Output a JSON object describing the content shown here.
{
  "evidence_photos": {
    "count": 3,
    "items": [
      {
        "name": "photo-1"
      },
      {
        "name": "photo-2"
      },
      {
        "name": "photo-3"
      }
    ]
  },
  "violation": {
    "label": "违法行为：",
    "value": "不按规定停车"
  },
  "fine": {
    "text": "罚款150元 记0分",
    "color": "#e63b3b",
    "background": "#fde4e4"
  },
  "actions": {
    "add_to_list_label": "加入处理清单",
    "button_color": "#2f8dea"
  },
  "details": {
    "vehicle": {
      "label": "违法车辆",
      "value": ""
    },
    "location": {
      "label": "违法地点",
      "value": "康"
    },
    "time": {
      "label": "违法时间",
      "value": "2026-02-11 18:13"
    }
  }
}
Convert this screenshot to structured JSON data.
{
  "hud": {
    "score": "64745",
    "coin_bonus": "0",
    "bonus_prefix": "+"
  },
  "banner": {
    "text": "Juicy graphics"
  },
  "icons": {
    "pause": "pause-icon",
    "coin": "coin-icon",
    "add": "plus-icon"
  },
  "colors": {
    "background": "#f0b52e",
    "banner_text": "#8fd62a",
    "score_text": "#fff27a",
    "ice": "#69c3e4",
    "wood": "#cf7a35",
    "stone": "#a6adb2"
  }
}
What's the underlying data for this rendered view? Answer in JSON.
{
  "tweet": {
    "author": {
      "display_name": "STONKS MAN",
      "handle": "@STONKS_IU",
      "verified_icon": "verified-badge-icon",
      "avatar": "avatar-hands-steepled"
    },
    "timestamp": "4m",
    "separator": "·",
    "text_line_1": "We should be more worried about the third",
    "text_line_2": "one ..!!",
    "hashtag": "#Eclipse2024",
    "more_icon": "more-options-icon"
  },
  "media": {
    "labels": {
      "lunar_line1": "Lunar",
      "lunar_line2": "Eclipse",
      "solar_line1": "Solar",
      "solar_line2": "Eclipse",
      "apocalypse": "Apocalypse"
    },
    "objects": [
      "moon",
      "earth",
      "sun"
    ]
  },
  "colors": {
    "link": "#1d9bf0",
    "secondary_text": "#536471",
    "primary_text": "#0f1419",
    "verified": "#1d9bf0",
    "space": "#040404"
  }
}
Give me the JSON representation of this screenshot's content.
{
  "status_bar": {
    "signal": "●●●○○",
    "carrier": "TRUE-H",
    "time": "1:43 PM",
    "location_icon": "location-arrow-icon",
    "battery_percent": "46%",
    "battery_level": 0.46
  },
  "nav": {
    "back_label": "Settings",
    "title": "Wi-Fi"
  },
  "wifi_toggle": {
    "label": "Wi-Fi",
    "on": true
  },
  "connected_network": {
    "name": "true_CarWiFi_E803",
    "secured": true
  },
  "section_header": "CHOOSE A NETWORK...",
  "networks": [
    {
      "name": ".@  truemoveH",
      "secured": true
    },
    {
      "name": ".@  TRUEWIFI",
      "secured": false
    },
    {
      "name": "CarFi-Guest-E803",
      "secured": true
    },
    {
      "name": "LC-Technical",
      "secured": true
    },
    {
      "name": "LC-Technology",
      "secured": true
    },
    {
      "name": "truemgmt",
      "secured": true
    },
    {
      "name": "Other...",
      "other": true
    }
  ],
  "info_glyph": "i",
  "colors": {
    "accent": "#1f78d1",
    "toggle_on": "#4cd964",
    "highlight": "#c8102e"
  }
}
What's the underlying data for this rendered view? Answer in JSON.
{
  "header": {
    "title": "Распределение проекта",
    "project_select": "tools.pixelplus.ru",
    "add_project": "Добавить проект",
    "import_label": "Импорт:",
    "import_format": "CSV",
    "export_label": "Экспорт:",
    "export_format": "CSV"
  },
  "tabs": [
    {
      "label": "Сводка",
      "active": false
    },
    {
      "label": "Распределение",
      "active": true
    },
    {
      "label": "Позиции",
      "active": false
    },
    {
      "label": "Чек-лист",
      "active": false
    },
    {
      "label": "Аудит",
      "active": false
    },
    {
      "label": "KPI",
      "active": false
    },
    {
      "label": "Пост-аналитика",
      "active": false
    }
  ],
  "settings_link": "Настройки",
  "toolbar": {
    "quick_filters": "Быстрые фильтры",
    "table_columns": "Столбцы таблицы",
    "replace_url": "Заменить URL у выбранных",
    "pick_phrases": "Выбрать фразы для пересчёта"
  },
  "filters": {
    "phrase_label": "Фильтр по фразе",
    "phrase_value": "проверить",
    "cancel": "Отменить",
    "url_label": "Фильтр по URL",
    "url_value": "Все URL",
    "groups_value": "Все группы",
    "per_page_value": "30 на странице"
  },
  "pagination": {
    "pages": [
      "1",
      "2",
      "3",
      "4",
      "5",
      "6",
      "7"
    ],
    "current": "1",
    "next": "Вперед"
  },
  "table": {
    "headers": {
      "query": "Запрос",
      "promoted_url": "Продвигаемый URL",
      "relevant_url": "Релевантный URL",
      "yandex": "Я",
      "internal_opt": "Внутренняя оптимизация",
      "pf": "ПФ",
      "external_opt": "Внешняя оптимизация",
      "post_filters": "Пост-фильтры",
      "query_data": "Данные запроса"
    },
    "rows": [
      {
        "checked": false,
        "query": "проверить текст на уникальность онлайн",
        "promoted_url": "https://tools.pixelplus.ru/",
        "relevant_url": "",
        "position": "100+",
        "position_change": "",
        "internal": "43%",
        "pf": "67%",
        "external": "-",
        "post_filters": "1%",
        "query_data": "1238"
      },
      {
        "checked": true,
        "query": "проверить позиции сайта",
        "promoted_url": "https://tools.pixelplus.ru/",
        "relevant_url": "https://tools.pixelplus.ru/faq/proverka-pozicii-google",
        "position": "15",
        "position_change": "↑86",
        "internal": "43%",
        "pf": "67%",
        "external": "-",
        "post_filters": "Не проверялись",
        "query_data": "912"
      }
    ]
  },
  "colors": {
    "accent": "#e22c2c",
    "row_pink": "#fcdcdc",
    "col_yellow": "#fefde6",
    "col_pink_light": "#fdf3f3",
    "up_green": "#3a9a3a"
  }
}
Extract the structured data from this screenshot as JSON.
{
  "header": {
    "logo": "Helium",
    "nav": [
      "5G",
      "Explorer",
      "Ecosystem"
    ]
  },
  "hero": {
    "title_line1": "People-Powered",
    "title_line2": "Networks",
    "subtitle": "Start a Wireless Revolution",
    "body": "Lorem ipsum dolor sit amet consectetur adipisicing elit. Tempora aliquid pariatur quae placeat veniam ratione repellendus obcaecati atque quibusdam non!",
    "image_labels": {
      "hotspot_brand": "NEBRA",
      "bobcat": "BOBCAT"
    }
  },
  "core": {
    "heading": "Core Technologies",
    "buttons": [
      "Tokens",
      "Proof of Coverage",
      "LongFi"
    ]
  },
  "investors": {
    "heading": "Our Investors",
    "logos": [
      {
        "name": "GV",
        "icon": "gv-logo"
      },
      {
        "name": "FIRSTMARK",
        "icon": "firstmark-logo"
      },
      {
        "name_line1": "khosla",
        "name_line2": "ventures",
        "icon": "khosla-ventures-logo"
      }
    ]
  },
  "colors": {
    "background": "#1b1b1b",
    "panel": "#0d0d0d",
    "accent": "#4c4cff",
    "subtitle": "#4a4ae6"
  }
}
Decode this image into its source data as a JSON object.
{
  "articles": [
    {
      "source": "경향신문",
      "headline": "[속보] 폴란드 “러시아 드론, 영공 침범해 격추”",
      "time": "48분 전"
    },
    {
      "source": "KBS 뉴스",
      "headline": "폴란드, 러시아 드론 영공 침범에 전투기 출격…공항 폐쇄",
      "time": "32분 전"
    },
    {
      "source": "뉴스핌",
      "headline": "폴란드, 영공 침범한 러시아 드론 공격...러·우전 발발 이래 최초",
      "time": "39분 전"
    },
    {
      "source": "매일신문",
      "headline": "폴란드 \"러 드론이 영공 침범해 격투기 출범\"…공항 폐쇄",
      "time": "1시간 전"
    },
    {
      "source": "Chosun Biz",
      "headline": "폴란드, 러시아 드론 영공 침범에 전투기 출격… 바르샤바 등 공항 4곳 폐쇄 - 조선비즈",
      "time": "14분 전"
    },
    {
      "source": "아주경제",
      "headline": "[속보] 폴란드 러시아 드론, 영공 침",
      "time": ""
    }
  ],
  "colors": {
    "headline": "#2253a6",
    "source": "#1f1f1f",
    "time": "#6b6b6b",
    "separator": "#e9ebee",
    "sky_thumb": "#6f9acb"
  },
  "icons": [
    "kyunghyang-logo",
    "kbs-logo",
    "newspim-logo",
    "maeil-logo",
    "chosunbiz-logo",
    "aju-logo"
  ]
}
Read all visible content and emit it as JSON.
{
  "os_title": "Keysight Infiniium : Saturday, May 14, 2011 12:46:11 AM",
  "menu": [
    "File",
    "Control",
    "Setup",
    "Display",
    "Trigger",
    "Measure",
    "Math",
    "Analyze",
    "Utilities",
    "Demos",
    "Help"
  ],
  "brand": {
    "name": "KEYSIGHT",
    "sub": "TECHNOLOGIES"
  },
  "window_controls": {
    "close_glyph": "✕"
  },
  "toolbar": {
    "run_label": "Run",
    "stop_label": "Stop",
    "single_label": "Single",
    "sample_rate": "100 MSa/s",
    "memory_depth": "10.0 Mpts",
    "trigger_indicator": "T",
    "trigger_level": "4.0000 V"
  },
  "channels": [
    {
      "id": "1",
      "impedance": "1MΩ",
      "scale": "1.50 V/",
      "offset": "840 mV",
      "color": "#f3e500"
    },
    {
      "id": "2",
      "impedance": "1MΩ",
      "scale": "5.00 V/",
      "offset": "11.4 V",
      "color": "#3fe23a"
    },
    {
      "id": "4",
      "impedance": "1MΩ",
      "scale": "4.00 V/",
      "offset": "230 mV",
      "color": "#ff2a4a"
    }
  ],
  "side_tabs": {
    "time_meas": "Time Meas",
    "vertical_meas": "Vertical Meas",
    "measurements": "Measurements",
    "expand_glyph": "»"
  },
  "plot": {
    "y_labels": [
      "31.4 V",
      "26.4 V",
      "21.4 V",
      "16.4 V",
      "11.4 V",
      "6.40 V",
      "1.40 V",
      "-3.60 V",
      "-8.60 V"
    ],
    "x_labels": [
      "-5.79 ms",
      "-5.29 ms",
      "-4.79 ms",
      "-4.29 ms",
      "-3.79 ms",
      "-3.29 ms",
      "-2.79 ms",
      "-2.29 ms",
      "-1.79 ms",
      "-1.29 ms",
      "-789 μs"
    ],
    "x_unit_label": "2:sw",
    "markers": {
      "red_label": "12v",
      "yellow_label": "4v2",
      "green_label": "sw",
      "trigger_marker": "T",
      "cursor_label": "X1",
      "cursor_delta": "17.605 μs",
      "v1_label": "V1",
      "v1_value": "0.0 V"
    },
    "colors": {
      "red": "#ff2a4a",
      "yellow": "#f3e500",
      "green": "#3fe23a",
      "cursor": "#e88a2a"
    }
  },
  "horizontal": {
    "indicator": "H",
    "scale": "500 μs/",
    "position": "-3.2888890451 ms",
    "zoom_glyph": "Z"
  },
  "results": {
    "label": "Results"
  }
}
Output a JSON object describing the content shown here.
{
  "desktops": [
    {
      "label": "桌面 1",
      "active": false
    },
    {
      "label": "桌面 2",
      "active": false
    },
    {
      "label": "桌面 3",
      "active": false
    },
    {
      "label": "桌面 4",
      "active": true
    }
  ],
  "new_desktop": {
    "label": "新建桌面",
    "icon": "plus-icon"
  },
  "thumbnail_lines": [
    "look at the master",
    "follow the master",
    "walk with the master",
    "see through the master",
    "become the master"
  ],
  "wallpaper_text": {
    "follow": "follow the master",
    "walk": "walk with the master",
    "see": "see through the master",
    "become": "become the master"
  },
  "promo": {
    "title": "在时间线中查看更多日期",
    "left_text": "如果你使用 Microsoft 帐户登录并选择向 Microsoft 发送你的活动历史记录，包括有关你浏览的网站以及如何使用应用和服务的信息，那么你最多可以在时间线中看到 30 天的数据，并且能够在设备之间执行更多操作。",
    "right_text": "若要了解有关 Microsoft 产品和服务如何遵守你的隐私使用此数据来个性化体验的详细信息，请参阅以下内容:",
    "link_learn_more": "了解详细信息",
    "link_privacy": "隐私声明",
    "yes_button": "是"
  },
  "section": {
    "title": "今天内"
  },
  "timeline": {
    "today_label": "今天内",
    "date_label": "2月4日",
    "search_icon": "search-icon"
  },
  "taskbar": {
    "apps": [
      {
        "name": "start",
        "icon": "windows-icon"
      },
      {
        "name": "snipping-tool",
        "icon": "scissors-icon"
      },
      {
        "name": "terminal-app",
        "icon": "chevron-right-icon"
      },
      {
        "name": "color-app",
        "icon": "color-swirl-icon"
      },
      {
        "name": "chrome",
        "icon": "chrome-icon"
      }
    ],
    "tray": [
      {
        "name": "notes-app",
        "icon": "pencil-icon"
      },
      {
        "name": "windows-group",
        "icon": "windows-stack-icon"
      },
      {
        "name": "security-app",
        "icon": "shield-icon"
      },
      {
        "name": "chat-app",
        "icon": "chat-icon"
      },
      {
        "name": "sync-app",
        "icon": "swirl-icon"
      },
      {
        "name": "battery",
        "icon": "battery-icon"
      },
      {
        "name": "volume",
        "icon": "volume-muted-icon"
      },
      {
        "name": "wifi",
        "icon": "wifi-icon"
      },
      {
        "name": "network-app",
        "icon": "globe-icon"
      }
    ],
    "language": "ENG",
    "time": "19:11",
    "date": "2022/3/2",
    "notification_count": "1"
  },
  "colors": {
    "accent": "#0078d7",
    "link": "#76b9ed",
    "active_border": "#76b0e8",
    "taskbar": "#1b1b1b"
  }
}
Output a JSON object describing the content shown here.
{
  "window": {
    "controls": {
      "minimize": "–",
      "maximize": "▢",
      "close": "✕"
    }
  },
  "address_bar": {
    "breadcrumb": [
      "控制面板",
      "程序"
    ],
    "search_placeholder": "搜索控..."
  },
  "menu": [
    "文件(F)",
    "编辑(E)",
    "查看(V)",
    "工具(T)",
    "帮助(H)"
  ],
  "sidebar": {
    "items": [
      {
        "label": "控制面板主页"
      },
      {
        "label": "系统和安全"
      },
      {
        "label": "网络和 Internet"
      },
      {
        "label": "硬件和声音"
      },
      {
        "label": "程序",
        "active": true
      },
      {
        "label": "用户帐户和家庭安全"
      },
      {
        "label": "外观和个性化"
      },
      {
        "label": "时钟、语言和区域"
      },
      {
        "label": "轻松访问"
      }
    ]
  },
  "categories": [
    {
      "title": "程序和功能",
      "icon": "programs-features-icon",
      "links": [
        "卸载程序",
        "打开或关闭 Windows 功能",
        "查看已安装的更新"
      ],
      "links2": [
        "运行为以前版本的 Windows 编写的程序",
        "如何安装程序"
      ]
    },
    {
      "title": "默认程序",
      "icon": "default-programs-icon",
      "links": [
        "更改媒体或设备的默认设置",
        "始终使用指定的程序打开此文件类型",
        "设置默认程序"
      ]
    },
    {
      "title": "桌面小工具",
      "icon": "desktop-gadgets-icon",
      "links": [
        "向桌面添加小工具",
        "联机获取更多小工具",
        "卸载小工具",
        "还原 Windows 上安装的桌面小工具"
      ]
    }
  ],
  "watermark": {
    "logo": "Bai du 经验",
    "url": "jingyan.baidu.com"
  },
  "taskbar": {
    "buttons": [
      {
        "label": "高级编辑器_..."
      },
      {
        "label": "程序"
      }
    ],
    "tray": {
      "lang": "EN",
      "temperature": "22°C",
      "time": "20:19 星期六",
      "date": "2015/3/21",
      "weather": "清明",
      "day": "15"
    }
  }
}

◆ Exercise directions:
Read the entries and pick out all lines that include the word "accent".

◆ Answer box:
    "accent": "#1f78d1",
    "accent": "#e22c2c",
    "accent": "#4c4cff",
    "accent": "#0078d7",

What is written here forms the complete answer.